> [Task objective]: Report each line of the data that contains the string "Texto".

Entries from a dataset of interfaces
◇ ◇ ◇ ◇ ◇
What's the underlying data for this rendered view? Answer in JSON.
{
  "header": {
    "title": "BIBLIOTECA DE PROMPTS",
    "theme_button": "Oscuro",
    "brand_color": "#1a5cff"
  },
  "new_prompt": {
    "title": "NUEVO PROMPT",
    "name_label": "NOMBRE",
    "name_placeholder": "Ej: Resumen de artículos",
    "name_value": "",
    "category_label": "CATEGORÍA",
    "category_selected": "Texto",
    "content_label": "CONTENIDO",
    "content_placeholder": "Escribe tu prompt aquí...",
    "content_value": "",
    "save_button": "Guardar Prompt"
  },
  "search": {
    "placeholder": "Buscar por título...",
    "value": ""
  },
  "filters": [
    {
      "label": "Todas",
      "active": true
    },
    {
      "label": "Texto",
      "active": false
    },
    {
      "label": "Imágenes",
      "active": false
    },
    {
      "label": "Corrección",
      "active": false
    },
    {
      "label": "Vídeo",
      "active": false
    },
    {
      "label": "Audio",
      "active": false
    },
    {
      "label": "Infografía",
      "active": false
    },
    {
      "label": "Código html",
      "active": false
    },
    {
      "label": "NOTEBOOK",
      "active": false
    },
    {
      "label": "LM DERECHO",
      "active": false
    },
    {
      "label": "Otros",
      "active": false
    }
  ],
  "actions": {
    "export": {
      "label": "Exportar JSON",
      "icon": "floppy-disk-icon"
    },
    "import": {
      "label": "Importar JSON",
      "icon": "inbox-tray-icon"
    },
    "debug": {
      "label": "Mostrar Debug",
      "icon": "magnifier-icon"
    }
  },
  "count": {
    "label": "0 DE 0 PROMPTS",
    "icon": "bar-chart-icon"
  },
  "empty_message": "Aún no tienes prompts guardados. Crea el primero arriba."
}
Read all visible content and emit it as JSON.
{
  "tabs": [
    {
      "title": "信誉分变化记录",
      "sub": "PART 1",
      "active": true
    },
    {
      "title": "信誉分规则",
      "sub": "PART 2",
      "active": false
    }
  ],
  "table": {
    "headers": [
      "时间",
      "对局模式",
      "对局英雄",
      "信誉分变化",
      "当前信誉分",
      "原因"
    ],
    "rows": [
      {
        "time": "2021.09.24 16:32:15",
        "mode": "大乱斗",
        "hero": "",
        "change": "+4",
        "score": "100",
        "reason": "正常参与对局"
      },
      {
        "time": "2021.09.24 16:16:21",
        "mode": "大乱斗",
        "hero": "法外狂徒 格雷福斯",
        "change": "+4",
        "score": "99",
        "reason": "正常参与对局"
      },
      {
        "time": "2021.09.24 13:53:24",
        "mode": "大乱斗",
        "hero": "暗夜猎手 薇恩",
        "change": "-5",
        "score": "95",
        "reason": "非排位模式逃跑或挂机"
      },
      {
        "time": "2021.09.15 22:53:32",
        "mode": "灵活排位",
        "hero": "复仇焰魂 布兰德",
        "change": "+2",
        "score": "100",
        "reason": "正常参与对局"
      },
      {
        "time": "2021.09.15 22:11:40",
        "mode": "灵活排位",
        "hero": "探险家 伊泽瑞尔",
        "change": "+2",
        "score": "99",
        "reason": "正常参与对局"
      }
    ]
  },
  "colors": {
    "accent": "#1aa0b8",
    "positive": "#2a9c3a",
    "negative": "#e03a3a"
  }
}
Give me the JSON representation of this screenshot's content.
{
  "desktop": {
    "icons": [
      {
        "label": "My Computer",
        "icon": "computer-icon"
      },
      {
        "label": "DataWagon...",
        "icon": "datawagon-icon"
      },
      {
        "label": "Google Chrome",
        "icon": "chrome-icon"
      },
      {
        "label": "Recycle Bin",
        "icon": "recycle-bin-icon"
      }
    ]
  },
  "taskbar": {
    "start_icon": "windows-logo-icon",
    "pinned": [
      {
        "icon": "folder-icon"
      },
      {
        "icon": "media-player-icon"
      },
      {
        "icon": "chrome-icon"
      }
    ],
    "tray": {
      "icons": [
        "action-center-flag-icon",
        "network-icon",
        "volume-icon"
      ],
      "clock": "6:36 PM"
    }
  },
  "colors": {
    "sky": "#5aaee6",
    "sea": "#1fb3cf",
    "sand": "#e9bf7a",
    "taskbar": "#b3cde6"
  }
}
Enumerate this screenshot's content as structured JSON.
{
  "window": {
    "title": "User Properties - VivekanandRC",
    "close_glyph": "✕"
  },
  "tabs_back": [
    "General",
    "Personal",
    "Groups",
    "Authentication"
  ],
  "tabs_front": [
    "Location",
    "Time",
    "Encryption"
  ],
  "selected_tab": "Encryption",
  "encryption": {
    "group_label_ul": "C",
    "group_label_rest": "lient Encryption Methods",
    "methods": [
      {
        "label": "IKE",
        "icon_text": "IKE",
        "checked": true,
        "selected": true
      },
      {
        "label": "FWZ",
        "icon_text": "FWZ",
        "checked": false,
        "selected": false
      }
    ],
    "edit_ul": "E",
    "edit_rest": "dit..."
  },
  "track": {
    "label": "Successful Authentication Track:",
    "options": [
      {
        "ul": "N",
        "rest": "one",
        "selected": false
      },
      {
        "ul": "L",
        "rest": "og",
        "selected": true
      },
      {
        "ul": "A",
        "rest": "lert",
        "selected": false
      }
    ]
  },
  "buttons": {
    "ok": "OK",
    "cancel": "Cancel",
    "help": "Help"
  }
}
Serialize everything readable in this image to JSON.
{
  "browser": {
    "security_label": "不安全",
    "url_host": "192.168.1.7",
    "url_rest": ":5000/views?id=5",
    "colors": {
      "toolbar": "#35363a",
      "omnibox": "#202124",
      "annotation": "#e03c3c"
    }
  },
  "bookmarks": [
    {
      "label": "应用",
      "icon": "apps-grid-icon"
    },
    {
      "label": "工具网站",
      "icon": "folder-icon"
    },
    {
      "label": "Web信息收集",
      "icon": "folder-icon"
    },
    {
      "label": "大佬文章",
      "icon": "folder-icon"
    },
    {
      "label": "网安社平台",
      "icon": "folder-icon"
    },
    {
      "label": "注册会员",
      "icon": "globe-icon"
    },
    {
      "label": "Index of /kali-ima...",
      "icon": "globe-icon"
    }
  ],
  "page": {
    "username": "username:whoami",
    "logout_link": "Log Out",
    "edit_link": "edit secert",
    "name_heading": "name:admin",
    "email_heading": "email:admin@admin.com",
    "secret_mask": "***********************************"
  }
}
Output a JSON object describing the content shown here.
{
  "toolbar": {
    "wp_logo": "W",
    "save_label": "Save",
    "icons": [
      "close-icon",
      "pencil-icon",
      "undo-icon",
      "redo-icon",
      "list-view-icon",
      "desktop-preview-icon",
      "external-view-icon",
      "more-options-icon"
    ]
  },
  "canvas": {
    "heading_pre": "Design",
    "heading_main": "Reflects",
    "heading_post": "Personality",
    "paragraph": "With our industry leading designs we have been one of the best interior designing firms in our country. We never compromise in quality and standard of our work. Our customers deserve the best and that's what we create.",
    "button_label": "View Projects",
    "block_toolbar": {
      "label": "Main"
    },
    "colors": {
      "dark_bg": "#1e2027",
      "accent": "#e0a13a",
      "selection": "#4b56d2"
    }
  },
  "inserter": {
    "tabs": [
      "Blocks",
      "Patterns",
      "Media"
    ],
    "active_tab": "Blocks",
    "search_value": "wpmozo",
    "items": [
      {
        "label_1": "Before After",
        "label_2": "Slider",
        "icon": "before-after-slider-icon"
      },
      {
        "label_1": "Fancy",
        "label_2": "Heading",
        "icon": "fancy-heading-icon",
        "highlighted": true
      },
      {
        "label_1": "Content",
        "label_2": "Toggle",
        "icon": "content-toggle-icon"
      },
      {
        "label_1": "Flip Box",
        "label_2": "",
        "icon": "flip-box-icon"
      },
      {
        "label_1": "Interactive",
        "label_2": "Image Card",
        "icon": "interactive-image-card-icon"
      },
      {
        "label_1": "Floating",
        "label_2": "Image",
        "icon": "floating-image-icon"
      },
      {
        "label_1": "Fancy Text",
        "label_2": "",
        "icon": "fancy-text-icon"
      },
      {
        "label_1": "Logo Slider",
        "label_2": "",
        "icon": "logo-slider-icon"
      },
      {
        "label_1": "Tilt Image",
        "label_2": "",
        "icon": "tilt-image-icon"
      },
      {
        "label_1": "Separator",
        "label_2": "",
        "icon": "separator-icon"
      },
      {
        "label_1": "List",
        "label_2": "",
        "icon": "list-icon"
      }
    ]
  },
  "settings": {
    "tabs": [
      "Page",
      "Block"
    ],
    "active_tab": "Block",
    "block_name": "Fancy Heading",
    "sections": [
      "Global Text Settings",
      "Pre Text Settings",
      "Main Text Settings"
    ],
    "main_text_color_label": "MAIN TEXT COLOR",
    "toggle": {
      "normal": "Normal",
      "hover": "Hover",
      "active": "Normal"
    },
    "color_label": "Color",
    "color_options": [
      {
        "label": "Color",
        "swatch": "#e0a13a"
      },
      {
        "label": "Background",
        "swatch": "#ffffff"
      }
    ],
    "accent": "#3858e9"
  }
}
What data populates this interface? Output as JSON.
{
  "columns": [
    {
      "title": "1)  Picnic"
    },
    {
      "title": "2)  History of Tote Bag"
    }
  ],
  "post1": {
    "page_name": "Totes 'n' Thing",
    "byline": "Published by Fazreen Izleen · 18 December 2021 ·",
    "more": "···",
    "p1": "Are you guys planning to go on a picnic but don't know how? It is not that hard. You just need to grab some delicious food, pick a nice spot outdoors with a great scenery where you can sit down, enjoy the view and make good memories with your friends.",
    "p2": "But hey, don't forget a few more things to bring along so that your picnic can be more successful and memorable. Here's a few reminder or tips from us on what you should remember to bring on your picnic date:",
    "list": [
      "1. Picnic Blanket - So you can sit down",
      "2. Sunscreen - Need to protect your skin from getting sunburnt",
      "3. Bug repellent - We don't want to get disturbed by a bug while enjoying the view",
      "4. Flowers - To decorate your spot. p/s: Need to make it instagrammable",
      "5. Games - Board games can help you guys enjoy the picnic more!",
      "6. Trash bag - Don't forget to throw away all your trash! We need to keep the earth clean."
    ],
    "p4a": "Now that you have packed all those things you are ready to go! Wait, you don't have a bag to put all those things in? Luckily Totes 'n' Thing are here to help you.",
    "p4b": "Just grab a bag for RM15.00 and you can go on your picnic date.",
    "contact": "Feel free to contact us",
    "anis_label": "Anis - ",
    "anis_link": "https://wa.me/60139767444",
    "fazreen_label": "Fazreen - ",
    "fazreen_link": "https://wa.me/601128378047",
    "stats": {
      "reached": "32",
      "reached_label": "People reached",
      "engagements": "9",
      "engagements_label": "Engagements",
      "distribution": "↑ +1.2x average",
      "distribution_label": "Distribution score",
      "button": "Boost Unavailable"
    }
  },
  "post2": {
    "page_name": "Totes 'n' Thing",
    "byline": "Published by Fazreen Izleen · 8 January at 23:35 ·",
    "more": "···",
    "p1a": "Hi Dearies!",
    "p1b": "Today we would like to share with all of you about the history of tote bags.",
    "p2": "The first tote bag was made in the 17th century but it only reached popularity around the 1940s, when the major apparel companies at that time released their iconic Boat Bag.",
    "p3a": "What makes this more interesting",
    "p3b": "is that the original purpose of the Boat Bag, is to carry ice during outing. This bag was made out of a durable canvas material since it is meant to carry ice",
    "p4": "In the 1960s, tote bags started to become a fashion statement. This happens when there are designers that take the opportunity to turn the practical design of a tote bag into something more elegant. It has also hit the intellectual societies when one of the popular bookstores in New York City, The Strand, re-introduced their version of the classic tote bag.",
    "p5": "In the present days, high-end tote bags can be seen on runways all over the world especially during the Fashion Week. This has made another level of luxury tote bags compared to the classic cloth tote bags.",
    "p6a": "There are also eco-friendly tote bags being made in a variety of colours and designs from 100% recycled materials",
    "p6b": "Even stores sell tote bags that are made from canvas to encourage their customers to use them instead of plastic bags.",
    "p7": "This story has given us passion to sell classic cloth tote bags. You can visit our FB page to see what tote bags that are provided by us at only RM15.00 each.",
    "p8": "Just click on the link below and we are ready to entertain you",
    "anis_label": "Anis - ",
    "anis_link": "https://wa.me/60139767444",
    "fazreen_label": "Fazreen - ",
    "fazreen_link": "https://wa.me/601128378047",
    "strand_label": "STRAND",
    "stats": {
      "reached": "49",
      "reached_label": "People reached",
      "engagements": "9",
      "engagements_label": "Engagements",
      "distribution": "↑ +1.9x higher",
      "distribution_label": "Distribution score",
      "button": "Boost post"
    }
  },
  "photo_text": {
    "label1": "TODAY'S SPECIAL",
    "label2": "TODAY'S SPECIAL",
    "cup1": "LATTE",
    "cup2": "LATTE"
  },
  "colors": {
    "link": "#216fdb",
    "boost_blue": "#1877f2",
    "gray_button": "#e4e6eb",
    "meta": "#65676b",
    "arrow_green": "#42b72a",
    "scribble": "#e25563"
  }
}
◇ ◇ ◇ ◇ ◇
> [Written solution]:
    "category_selected": "Texto",
      "label": "Texto",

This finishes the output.